This spake he, signifying by what death he should glorify God. And when he had spoken this, he saith unto him, Follow me.
Though Peter had followed a winding path, he would still choose to follow. He’d answered that call a few years before on a shoreline, forsaking his fishing and his nets in pursuit of a higher calling. He’d stepped out in faith and would continue to do so, even if he wasn’t the same as he had been then. He’d made some mistakes, said the wrong thing at times, but he was always sincere and earnest in his love for Jesus. He’d denied, but he was forgiven. He’d failed, but he got back up. He said at one time that he was willing to die with Jesus, and he would die for Him eventually.

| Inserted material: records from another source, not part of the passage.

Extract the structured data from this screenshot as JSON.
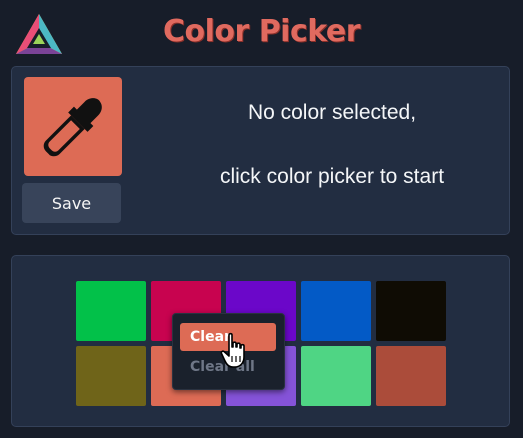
{
  "header": {
    "title": "Color Picker",
    "logo_icon": "prism-triangle-logo-icon"
  },
  "picker": {
    "icon": "eyedropper-icon",
    "button_color": "#dd6b55",
    "save_label": "Save"
  },
  "message": {
    "line1": "No color selected,",
    "line2": "click color picker to start"
  },
  "swatches": [
    {
      "color": "#02c149"
    },
    {
      "color": "#c8034f"
    },
    {
      "color": "#6b07c9"
    },
    {
      "color": "#035ac6"
    },
    {
      "color": "#0f0c04"
    },
    {
      "color": "#6f6419"
    },
    {
      "color": "#dd6b55"
    },
    {
      "color": "#8553d8"
    },
    {
      "color": "#4fd584"
    },
    {
      "color": "#ab4c3a"
    }
  ],
  "context_menu": {
    "clear_label": "Clear",
    "clear_all_label": "Clear all"
  },
  "colors": {
    "background": "#171d29",
    "panel": "#222d41",
    "accent": "#dd6b55",
    "title": "#e06a5f"
  }
}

If Peter had a do-over, he may have made different choices. But those choices he did make—those fumbles and mistakes and failures—made him the man he was. They allowed Jesus to correct him and refine him and grow him in ways he couldn’t have otherwise grown. And in the end, he saw that it was worth it to follow Jesus wherever He would lead.

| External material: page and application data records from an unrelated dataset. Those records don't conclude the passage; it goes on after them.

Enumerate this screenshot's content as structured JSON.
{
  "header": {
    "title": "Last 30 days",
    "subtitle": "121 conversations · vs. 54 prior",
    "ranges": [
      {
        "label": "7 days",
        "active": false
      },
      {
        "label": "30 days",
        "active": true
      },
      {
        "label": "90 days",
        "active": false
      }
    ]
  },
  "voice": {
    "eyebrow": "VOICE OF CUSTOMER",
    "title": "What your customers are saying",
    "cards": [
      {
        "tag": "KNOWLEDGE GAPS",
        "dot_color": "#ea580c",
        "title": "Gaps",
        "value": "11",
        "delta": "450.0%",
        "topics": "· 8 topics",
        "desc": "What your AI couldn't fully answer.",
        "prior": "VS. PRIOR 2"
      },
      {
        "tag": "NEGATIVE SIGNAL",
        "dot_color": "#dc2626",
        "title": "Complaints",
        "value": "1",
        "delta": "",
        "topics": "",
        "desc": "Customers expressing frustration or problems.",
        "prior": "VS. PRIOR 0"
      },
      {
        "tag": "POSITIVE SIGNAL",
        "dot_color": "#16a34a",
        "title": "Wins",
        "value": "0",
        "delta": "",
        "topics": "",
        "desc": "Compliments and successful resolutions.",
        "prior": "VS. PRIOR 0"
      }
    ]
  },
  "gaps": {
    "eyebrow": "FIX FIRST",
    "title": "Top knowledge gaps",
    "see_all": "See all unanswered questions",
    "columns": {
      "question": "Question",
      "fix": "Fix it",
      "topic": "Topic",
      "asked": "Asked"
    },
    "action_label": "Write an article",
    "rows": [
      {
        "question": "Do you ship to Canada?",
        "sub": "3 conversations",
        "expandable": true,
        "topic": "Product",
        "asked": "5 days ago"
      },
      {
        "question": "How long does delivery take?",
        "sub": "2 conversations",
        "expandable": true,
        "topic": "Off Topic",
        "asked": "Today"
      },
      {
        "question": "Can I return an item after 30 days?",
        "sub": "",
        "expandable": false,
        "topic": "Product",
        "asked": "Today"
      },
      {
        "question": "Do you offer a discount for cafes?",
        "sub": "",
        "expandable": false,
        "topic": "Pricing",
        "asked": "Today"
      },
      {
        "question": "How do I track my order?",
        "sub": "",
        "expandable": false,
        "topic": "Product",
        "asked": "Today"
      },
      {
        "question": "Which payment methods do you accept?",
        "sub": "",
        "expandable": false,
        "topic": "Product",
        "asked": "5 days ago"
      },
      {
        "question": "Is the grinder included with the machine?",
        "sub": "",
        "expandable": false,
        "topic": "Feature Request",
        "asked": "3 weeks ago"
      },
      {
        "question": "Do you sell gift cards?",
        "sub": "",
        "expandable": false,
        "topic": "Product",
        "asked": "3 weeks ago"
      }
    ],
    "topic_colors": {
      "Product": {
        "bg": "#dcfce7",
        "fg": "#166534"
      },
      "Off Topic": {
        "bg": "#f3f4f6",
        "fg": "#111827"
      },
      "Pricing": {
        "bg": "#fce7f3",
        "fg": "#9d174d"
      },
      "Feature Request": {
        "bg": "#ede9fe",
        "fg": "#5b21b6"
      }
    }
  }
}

And those kinds of experiences in our own lives help to solidify our faith. Those regrets teach us valuable lessons. Those chastisements keep us humble and help us to grow. The love and grace that Jesus gives us in our messes implants within us love and grace for others. And our love for Him will enable us to go wherever He may lead us. What have we learned from our time following the Lord? Where has He taken us that we could have never imagined going? Have we stuck faithfully to those footprints in front of us as Jesus guided our way behind Him?

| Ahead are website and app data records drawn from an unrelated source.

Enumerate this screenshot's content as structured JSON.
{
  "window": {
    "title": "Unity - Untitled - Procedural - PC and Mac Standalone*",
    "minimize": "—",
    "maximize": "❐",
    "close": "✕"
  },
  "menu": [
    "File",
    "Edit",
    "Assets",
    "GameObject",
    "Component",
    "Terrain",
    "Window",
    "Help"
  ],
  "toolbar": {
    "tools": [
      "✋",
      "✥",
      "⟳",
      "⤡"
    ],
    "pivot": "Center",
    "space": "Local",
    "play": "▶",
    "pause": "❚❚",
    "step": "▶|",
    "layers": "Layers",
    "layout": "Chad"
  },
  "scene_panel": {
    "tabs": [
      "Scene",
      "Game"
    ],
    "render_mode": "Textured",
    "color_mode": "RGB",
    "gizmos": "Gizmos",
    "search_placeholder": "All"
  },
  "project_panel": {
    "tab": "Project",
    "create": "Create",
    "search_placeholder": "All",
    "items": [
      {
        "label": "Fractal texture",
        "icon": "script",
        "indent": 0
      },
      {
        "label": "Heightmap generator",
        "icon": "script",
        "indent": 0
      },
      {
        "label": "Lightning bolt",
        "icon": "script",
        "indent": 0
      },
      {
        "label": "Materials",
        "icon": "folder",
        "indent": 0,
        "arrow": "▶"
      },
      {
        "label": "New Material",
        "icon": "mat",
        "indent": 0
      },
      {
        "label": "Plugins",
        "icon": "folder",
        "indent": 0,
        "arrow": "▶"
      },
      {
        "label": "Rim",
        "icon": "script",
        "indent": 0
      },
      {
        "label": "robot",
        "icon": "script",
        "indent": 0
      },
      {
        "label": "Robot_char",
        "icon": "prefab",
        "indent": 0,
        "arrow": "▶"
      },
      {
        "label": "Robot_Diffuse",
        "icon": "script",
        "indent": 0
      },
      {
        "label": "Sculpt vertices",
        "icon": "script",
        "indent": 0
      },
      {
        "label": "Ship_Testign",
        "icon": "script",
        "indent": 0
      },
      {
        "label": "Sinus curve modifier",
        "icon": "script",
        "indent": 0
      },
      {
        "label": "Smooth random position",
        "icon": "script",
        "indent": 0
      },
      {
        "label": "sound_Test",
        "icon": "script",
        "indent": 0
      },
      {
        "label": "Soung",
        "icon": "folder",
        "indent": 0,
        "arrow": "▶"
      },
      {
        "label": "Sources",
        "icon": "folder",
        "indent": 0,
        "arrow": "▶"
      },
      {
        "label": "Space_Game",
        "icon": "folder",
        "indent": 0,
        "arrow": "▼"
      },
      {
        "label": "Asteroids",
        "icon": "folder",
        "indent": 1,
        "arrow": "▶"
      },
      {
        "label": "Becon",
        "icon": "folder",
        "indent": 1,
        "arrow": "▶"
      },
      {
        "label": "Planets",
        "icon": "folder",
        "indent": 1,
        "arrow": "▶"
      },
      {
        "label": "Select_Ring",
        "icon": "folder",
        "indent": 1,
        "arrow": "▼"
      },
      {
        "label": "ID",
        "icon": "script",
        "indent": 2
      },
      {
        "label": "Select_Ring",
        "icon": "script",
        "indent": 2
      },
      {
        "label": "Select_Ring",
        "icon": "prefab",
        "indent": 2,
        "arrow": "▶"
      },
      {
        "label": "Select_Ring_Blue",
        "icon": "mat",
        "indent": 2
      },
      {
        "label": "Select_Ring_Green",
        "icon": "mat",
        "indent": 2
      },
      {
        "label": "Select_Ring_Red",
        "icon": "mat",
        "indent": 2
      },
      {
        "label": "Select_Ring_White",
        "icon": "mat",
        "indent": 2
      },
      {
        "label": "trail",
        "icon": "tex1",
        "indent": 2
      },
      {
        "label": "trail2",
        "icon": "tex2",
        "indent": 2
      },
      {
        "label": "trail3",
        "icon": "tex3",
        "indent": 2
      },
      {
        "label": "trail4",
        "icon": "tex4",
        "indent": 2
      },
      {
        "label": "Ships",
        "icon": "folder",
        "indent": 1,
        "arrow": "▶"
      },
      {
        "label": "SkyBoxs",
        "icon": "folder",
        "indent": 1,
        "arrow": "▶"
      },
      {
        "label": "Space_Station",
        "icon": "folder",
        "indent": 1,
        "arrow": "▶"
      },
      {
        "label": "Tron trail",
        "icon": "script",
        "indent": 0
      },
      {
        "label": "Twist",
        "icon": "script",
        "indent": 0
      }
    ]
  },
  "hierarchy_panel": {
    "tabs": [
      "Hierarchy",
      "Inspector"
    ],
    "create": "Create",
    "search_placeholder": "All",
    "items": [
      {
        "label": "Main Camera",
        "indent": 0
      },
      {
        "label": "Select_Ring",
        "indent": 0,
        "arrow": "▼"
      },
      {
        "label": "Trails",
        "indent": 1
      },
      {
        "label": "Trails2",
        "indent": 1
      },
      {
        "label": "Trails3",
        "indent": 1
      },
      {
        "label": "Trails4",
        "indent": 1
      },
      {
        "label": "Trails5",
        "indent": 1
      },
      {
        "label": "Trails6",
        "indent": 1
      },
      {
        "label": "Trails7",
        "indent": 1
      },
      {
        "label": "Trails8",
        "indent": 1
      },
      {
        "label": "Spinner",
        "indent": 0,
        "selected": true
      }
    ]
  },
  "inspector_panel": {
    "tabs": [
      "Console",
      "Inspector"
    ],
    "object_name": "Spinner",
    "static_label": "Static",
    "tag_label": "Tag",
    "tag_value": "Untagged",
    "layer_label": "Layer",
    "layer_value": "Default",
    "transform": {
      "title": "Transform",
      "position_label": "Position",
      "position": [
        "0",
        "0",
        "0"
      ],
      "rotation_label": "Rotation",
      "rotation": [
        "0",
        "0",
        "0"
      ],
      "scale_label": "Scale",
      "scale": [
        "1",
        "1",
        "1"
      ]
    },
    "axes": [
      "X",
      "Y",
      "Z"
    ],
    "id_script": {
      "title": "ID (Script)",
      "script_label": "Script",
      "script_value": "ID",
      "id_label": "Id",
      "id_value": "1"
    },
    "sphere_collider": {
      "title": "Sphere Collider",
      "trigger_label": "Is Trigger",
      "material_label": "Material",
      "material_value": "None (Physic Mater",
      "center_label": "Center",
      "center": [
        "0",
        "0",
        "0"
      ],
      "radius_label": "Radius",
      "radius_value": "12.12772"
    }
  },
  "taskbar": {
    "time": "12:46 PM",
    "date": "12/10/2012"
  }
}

It really is possible to be in it for the long haul, to faithfully follow for a lifetime no matter where that journey takes us. Maybe Peter didn’t envision that for himself. Maybe he didn’t think he was capable of it. But Jesus saw it in his future. He saw it in the martyr’s death that Peter would die and the lifetime of service for His cause that would happen in the interval. He saw it in a young man grown old who had stayed the course. His Simon Peter would die a death that glorified God, and he would live a life that did the same. We can, too, and the key is the same—simply following Jesus with an undistracted gaze upon Him and His will for us.